Stage 2. Search the reservoir and select the \(I_t\)'s associated with the subset of the \(n\) smallest values of \(r\) in the reservoir Difficulty can occur only when the values of the \(r\)'s are not distinct. In this case it is possible that there will be one or more items in the reservoir with a value of \(r\) equal to the largest value, say \(r_u\), of the comparison subset upon completion of stage 1. Let \(L\) denote the number of items in this comparison subset upon completion of stage 1 which have values of \(r\) less than \(r_u\) and let \(M\) be the number of items in the reservoir which have a value of \(r\) equal to \(r_u\). To satisfy the original requirement of obtaining a random sample of exactly \(n\) distinct items it will be necessary to utilize an additional selection procedure to select \(M'\) distinct items out of \(M\) such that \(L+M' = n\). This selection can be accomplished by using, for example, Method 1.

While it might be reasonable to say that the reservoir algorithm paradigm was discovered by Fan, Muller, and Rezucha, it seems unlikely that they were aware of Algorithm R before Knuth published Waterman's algorithm.

As far as I can tell, most citations of Algorithm R credit Waterman. Curiously, however, the Wikipedia article on reservoir sampling makes no mention of Waterman, crediting instead J. S. Vitter via [Vitter 1985]. But then, the Vitter paper cites Waterman:

Algorithm R (which is is [sic] a reservoir algorithm due to Alan Waterman) works as follows: When the \((t+1)\)st record in the file is being processed, for \(t \geq n\), the \(n\) candidates form a random sample of the first \(t\) records. The \((t+1)\)st record has a \(n/(t+1)\) chance of being in a random sample of size \(n\) of the first \(t+1\) records, and so it is made a candidate with probability \(n/(t+1)\). The candidate it replaces is chosen randomly from the \(n\) candidates. It is easy to see that the resulting set of \(n\) candidates forms a random sample of the first \(t+1\) records.

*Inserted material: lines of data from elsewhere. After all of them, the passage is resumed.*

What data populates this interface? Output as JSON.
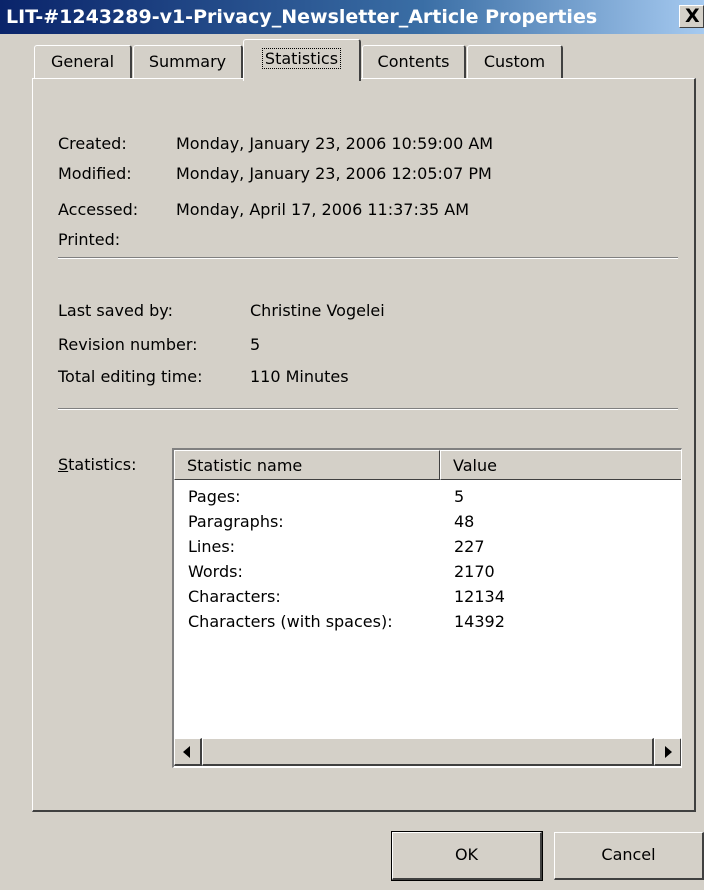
{
  "window": {
    "title": "LIT-#1243289-v1-Privacy_Newsletter_Article Properties",
    "close_glyph": "X"
  },
  "tabs": [
    {
      "label": "General"
    },
    {
      "label": "Summary"
    },
    {
      "label": "Statistics",
      "active": true
    },
    {
      "label": "Contents"
    },
    {
      "label": "Custom"
    }
  ],
  "dates": {
    "created_label": "Created:",
    "created_value": "Monday, January 23, 2006 10:59:00 AM",
    "modified_label": "Modified:",
    "modified_value": "Monday, January 23, 2006 12:05:07 PM",
    "accessed_label": "Accessed:",
    "accessed_value": "Monday, April 17, 2006 11:37:35 AM",
    "printed_label": "Printed:",
    "printed_value": ""
  },
  "info": {
    "last_saved_label": "Last saved by:",
    "last_saved_value": "Christine Vogelei",
    "revision_label": "Revision number:",
    "revision_value": "5",
    "editing_label": "Total editing time:",
    "editing_value": "110 Minutes"
  },
  "statistics": {
    "label_hotkey": "S",
    "label_rest": "tatistics:",
    "columns": [
      "Statistic name",
      "Value"
    ],
    "rows": [
      {
        "name": "Pages:",
        "value": "5"
      },
      {
        "name": "Paragraphs:",
        "value": "48"
      },
      {
        "name": "Lines:",
        "value": "227"
      },
      {
        "name": "Words:",
        "value": "2170"
      },
      {
        "name": "Characters:",
        "value": "12134"
      },
      {
        "name": "Characters (with spaces):",
        "value": "14392"
      }
    ]
  },
  "buttons": {
    "ok": "OK",
    "cancel": "Cancel"
  }
}
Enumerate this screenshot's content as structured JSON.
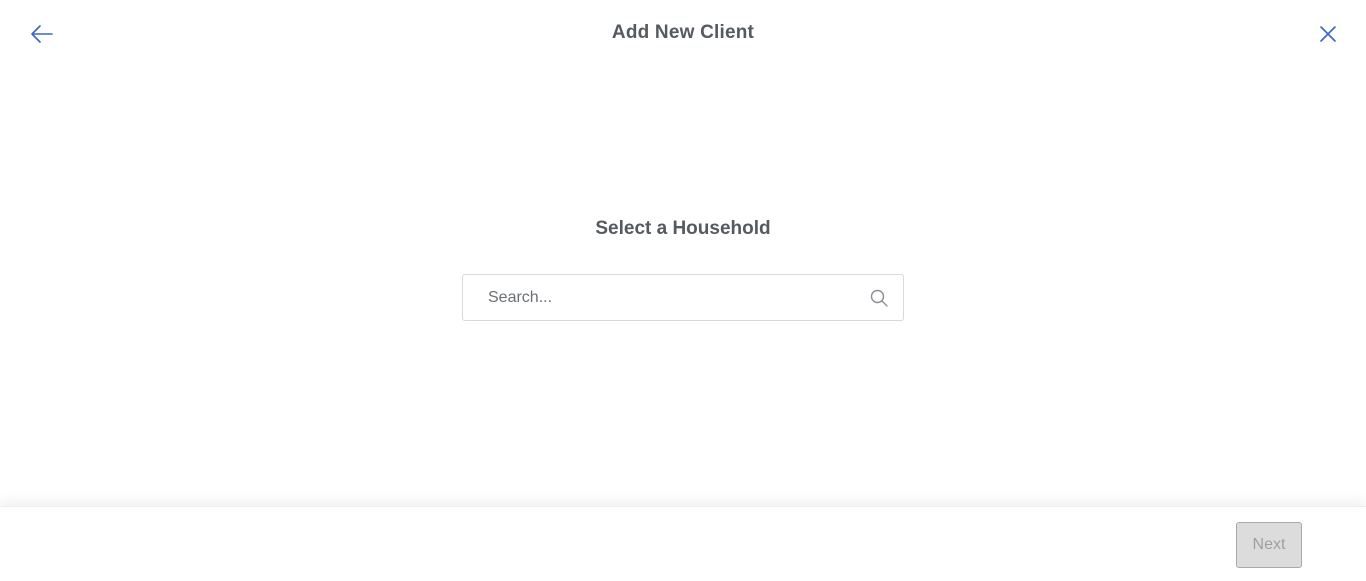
{
  "header": {
    "title": "Add New Client",
    "back_icon": "arrow-left-icon",
    "close_icon": "close-icon"
  },
  "main": {
    "section_title": "Select a Household",
    "search": {
      "placeholder": "Search...",
      "value": "",
      "icon": "search-icon"
    }
  },
  "footer": {
    "next_label": "Next",
    "next_disabled": true
  },
  "colors": {
    "accent": "#3d63c8",
    "title_text": "#555a60",
    "disabled_bg": "#dcdcdc",
    "disabled_text": "#a0a0a0"
  }
}
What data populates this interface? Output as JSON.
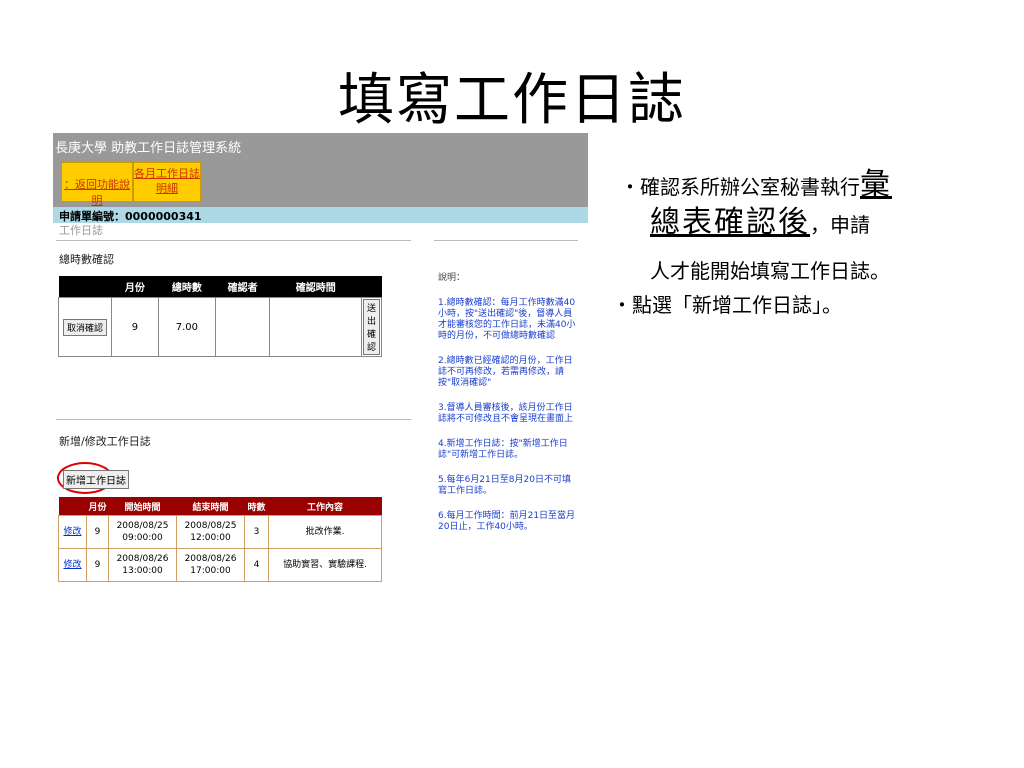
{
  "slide": {
    "title": "填寫工作日誌",
    "bullet1_prefix": "‧確認系所辦公室秘書執行",
    "bullet1_emph_part1": "彙",
    "bullet1_emph_part2": "總表確認後",
    "bullet1_suffix": "，申請",
    "bullet1_line3": "人才能開始填寫工作日誌。",
    "bullet2": "‧點選「新增工作日誌」。"
  },
  "app": {
    "system_title": "長庚大學 助教工作日誌管理系統",
    "tabs": [
      "：返回功能說明",
      "各月工作日誌明細"
    ],
    "application_no_label": "申請單編號：",
    "application_no": "0000000341",
    "section_label": "工作日誌",
    "hours_confirm_title": "總時數確認",
    "hours_table": {
      "headers": [
        "",
        "月份",
        "總時數",
        "確認者",
        "確認時間",
        ""
      ],
      "row": {
        "cancel_button": "取消確認",
        "month": "9",
        "total_hours": "7.00",
        "confirmer": "",
        "confirm_time": "",
        "send_button": "送出確認"
      }
    },
    "edit_section_title": "新增/修改工作日誌",
    "new_log_button": "新增工作日誌",
    "log_table": {
      "headers": [
        "",
        "月份",
        "開始時間",
        "結束時間",
        "時數",
        "工作內容"
      ],
      "rows": [
        {
          "action": "修改",
          "month": "9",
          "start": "2008/08/25 09:00:00",
          "end": "2008/08/25 12:00:00",
          "hours": "3",
          "content": "批改作業."
        },
        {
          "action": "修改",
          "month": "9",
          "start": "2008/08/26 13:00:00",
          "end": "2008/08/26 17:00:00",
          "hours": "4",
          "content": "協助實習、實驗課程."
        }
      ]
    },
    "notes": {
      "heading": "說明：",
      "items": [
        "1.總時數確認：每月工作時數滿40小時，按\"送出確認\"後，督導人員才能審核您的工作日誌，未滿40小時的月份，不可做總時數確認",
        "2.總時數已經確認的月份，工作日誌不可再修改，若需再修改，請按\"取消確認\"",
        "3.督導人員審核後，該月份工作日誌將不可修改且不會呈現在畫面上",
        "4.新增工作日誌：按\"新增工作日誌\"可新增工作日誌。",
        "5.每年6月21日至8月20日不可填寫工作日誌。",
        "6.每月工作時間：前月21日至當月20日止，工作40小時。"
      ]
    }
  },
  "colors": {
    "header_gray": "#999999",
    "tab_yellow": "#ffcc00",
    "app_bar_blue": "#add8e6",
    "log_header_red": "#990000",
    "highlight_circle": "#dd0000",
    "notes_blue": "#1a3fcc"
  }
}
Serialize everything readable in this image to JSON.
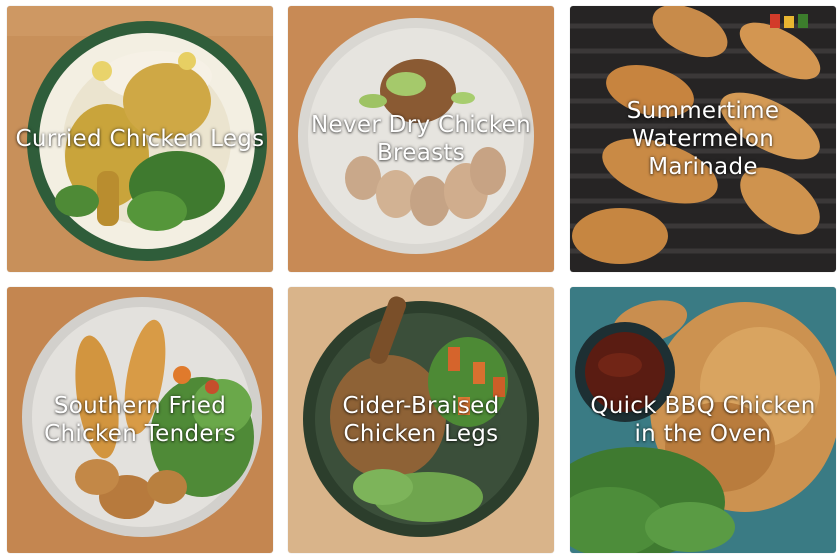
{
  "recipes": [
    {
      "title": "Curried Chicken Legs"
    },
    {
      "title": "Never Dry Chicken Breasts"
    },
    {
      "title": "Summertime Watermelon Marinade"
    },
    {
      "title": "Southern Fried Chicken Tenders"
    },
    {
      "title": "Cider-Braised Chicken Legs"
    },
    {
      "title": "Quick BBQ Chicken in the Oven"
    }
  ]
}
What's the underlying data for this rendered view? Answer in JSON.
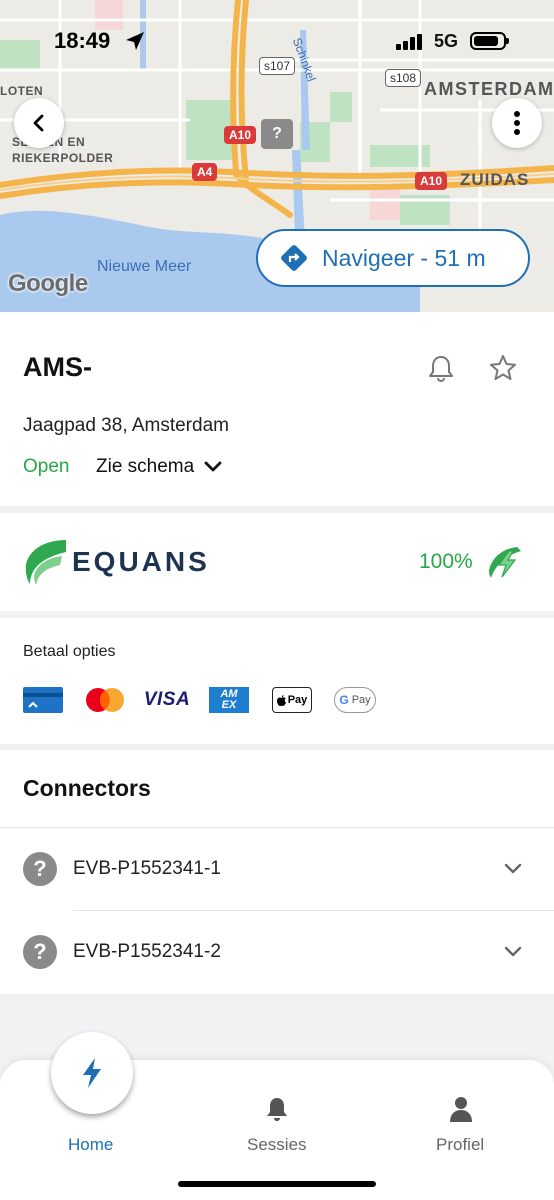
{
  "status_bar": {
    "time": "18:49",
    "network": "5G"
  },
  "map": {
    "labels": {
      "loten": "LOTEN",
      "sloten_en": "SLOTEN EN",
      "riekerpolder": "RIEKERPOLDER",
      "amsterdam": "AMSTERDAM",
      "zuidas": "ZUIDAS",
      "schinkel": "Schinkel",
      "nieuwe_meer": "Nieuwe Meer",
      "s107": "s107",
      "s108": "s108",
      "a10_left": "A10",
      "a10_right": "A10",
      "a4": "A4",
      "poi": "?"
    },
    "google": "Google",
    "navigate_label": "Navigeer - 51 m"
  },
  "station": {
    "title": "AMS-",
    "address": "Jaagpad 38, Amsterdam",
    "status": "Open",
    "schedule_label": "Zie schema"
  },
  "operator": {
    "name": "EQUANS",
    "availability": "100%"
  },
  "payment": {
    "title": "Betaal opties",
    "methods": [
      "card",
      "mastercard",
      "visa",
      "amex",
      "apple-pay",
      "google-pay"
    ],
    "visa_text": "VISA",
    "amex_text": "AM EX",
    "applepay_text": "Pay",
    "googlepay_text": "Pay"
  },
  "connectors": {
    "title": "Connectors",
    "items": [
      {
        "id": "EVB-P1552341-1",
        "status_icon": "?"
      },
      {
        "id": "EVB-P1552341-2",
        "status_icon": "?"
      }
    ]
  },
  "tabs": [
    {
      "label": "Home"
    },
    {
      "label": "Sessies"
    },
    {
      "label": "Profiel"
    }
  ],
  "colors": {
    "accent": "#1f6fb5",
    "open": "#28a745",
    "equans_navy": "#1d3350",
    "equans_green": "#2fa84f"
  }
}
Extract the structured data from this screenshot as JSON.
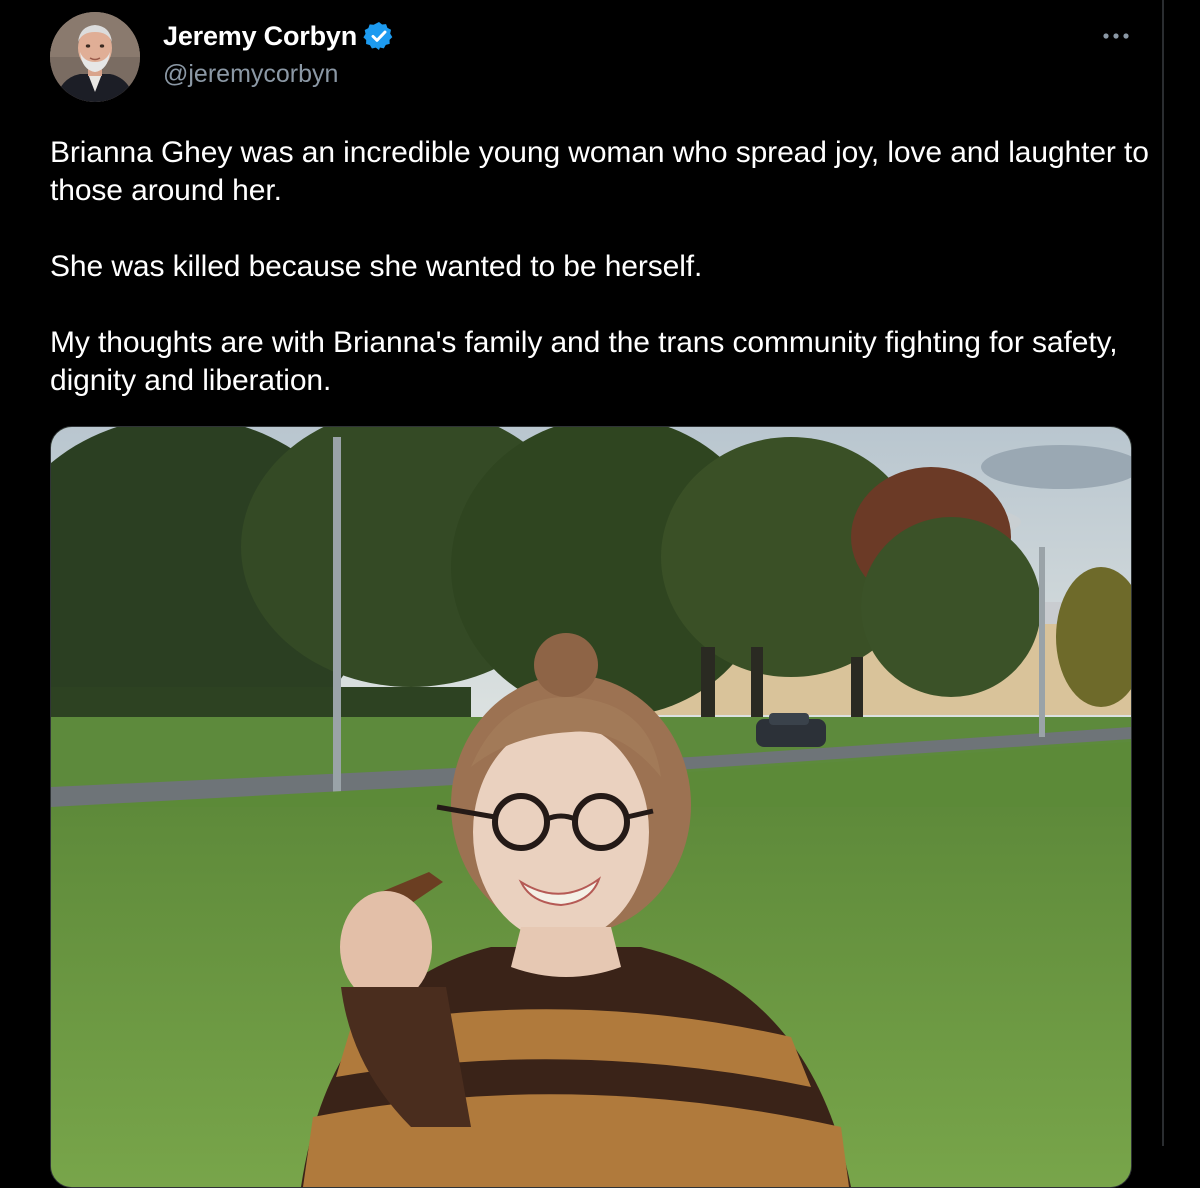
{
  "author": {
    "display_name": "Jeremy Corbyn",
    "handle": "@jeremycorbyn",
    "verified": true,
    "avatar_icon": "profile-photo",
    "verified_icon": "verified-badge-icon"
  },
  "tweet": {
    "paragraphs": [
      "Brianna Ghey was an incredible young woman who spread joy, love and laughter to those around her.",
      "She was killed because she wanted to be herself.",
      "My thoughts are with Brianna's family and the trans community fighting for safety, dignity and liberation."
    ]
  },
  "menu": {
    "icon": "more-options-icon"
  },
  "media": {
    "type": "photo"
  },
  "colors": {
    "background": "#000000",
    "text": "#ffffff",
    "secondary_text": "#8b98a5",
    "verified_blue": "#1d9bf0"
  }
}
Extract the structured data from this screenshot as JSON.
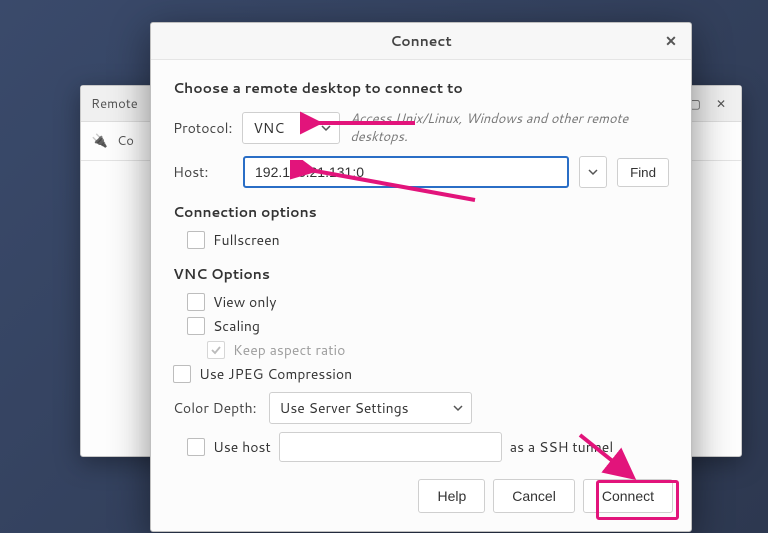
{
  "dialog": {
    "title": "Connect",
    "close_glyph": "✕",
    "heading": "Choose a remote desktop to connect to",
    "protocol_label": "Protocol:",
    "protocol_value": "VNC",
    "protocol_hint": "Access Unix/Linux, Windows and other remote desktops.",
    "host_label": "Host:",
    "host_value": "192.168.21.131:0",
    "find_label": "Find",
    "conn_options_heading": "Connection options",
    "fullscreen_label": "Fullscreen",
    "vnc_options_heading": "VNC Options",
    "view_only_label": "View only",
    "scaling_label": "Scaling",
    "keep_aspect_label": "Keep aspect ratio",
    "use_jpeg_label": "Use JPEG Compression",
    "color_depth_label": "Color Depth:",
    "color_depth_value": "Use Server Settings",
    "ssh_use_host_label": "Use host",
    "ssh_tunnel_suffix": "as a SSH tunnel",
    "buttons": {
      "help": "Help",
      "cancel": "Cancel",
      "connect": "Connect"
    }
  },
  "background_app": {
    "title_fragment": "Remote",
    "toolbar_fragment": "Co"
  },
  "annotations": [
    {
      "kind": "arrow",
      "target": "protocol-dropdown"
    },
    {
      "kind": "arrow",
      "target": "host-input"
    },
    {
      "kind": "arrow+box",
      "target": "connect-button"
    }
  ]
}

This is probably why high school history teachers tell their students not to use Wikipedia for their essay homework.